Five years after the Great Undoing of 2008, the world slowly glues together a fractured economic future.
By DAVE HELLING
The Kansas City Star
The collapse and recession caused by misadventure, misjudgment, malfeasance touched every American life, changed innumerable paths, challenged so many beliefs. Every plate was cracked.
But the shattering hit particularly hard for those struggling to launch their careers, as well as for those trying to wrap things up, forced at that final stage to remake their finances from the wreckage.
Now, in the scramble to reorient themselves to a more frugal economy, different generations emerge to find themselves in similarly battered circumstances.
Older baby boomers lost jobs and wealth.
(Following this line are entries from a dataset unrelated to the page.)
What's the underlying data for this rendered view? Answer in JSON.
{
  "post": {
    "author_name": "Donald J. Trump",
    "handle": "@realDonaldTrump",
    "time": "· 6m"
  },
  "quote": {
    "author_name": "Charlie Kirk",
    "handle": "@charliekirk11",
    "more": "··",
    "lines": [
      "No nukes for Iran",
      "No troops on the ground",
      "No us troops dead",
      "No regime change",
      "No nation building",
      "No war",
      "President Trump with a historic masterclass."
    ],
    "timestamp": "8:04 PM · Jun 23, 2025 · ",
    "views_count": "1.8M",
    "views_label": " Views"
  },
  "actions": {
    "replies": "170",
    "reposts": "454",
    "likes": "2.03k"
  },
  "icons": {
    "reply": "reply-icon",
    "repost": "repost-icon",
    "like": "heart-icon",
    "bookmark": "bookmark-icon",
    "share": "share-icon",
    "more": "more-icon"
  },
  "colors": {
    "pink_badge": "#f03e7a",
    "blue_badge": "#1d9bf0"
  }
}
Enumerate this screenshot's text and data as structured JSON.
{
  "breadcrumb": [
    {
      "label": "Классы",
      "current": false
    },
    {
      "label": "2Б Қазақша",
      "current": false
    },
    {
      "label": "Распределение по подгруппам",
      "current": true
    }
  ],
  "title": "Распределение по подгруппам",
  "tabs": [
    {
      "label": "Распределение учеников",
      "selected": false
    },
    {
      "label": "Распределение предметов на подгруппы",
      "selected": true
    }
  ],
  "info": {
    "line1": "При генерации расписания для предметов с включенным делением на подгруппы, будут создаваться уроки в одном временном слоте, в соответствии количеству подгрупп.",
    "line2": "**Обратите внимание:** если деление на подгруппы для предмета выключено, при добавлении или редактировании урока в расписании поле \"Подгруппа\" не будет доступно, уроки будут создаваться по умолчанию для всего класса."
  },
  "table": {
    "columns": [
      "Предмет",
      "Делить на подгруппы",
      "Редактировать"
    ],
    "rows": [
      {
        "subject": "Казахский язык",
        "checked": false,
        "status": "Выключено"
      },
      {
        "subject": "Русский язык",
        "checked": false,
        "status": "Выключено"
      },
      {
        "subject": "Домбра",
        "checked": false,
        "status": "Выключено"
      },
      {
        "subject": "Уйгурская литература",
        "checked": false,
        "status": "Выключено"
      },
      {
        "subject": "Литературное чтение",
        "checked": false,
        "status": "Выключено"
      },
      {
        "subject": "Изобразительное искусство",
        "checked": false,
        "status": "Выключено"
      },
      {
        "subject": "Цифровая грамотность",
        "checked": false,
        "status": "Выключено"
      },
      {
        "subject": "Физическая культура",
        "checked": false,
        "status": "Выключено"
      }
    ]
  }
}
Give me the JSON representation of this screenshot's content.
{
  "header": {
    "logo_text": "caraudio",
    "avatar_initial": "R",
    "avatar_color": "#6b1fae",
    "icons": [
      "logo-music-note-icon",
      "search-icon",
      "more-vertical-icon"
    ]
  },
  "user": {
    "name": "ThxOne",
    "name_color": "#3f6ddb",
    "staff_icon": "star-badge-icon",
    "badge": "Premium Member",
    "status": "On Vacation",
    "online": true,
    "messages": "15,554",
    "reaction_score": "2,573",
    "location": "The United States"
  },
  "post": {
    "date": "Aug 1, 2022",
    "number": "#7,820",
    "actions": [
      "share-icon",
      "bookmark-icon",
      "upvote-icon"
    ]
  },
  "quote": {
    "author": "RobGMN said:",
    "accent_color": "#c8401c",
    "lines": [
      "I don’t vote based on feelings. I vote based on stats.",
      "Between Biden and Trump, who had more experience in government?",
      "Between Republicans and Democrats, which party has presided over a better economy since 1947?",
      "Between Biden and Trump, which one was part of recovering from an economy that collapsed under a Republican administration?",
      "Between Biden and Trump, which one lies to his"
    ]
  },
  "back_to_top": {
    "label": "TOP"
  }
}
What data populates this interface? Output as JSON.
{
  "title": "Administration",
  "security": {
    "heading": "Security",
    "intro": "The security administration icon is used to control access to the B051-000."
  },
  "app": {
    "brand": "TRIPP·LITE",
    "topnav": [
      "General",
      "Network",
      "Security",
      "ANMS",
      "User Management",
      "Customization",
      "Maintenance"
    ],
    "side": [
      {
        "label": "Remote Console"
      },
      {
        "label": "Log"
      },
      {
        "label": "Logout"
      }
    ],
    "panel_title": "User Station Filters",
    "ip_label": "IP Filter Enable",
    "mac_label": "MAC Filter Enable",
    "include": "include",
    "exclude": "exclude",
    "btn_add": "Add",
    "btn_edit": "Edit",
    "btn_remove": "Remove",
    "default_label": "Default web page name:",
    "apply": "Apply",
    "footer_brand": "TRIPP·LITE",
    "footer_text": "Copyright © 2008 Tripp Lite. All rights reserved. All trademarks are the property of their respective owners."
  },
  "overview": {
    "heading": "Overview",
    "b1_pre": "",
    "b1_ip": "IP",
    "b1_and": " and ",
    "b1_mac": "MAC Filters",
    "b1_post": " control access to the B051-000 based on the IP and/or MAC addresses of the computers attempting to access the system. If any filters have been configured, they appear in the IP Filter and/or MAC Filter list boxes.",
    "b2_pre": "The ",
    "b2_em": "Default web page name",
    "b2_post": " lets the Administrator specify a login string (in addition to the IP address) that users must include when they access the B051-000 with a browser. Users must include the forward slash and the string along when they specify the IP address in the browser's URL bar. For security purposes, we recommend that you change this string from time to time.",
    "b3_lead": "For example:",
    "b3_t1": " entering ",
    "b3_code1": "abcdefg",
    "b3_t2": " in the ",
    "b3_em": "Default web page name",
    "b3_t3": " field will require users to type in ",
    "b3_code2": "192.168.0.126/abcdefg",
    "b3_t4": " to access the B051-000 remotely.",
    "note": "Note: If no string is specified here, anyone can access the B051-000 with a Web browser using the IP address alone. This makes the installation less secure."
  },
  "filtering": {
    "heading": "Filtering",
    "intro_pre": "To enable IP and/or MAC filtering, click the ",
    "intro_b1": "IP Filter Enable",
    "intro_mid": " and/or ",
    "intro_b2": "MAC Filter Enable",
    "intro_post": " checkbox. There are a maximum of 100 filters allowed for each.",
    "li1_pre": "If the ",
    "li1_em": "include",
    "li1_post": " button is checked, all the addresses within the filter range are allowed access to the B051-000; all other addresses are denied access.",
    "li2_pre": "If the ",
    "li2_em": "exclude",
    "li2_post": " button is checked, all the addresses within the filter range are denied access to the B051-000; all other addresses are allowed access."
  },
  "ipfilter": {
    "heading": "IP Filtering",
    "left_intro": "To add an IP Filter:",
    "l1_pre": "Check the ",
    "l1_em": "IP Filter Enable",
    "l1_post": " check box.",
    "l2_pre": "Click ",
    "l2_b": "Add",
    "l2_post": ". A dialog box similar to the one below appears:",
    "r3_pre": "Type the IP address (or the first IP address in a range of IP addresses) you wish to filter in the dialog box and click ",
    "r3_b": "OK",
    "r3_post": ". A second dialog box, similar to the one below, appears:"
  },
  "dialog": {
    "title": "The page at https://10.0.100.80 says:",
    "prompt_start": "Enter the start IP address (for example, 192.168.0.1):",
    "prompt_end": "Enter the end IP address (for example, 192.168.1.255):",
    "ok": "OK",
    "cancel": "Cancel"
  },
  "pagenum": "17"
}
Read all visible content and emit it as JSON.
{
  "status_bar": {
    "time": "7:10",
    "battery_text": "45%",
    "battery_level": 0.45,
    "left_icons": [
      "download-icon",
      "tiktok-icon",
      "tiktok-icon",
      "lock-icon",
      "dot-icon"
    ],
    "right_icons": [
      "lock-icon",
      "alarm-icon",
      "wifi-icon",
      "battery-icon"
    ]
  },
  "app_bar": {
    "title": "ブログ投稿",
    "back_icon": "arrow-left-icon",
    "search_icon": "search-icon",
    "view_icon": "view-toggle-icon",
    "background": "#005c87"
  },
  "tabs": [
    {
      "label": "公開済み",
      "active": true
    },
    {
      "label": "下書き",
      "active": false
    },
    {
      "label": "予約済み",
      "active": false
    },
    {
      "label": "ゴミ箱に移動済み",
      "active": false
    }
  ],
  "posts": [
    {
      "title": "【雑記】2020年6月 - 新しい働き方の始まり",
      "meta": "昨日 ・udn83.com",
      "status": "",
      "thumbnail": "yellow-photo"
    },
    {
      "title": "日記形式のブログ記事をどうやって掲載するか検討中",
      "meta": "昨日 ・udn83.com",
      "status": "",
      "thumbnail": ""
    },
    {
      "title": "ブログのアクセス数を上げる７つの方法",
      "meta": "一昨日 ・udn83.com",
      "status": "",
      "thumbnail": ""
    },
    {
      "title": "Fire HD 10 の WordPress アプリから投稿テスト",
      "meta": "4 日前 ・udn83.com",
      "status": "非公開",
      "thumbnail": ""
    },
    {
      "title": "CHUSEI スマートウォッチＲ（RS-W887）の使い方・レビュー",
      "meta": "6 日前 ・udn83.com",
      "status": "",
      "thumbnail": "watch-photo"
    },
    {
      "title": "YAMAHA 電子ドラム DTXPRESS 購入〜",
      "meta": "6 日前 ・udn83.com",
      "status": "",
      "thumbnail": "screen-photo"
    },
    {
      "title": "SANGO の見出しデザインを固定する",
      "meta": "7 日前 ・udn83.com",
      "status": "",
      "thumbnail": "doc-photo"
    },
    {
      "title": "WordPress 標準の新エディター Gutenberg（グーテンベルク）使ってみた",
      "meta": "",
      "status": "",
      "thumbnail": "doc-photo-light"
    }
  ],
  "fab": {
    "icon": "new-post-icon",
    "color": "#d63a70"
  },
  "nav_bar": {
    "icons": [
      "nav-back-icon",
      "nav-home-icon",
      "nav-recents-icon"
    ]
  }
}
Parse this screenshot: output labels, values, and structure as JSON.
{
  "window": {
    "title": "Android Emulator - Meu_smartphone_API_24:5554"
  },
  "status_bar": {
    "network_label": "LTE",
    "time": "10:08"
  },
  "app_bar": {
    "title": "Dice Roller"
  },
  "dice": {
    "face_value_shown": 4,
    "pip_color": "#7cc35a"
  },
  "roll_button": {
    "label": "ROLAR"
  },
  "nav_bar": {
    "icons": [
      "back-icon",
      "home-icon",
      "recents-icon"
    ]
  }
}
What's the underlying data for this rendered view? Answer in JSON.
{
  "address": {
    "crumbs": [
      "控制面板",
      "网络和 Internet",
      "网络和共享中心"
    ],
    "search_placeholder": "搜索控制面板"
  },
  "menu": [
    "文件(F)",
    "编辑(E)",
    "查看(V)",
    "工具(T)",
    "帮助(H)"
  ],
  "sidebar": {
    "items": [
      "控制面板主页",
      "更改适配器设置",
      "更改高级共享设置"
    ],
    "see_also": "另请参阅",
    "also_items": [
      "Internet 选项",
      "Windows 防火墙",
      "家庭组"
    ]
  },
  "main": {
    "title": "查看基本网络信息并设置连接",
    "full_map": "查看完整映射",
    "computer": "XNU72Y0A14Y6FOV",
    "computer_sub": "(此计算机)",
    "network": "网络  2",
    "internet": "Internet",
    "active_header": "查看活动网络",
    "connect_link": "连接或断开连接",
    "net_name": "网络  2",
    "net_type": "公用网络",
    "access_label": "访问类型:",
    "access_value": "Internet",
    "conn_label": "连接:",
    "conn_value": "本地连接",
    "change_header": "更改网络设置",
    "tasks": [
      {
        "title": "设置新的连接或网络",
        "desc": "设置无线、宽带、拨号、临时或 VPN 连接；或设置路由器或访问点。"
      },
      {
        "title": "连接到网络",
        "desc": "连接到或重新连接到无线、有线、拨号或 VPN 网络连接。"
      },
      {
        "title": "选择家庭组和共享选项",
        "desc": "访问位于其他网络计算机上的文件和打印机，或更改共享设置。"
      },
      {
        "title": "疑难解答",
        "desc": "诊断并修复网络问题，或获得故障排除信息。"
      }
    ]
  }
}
Twenty-something millennials saw independent adulthood delayed, or crippled by debt and detoured careers.
Certainly those in the middle members of mis-maligned Generation X also felt the sting. But at least they had time to gain a foothold in the workplace before the crash, and time enough after to rebuild for retirement.
Boomers and millennials, meanwhile, are slowly mending their finances and careers, and many see reasons for hope. But they also know their lives were changed forever by the largest economic crisis since the Great Depression.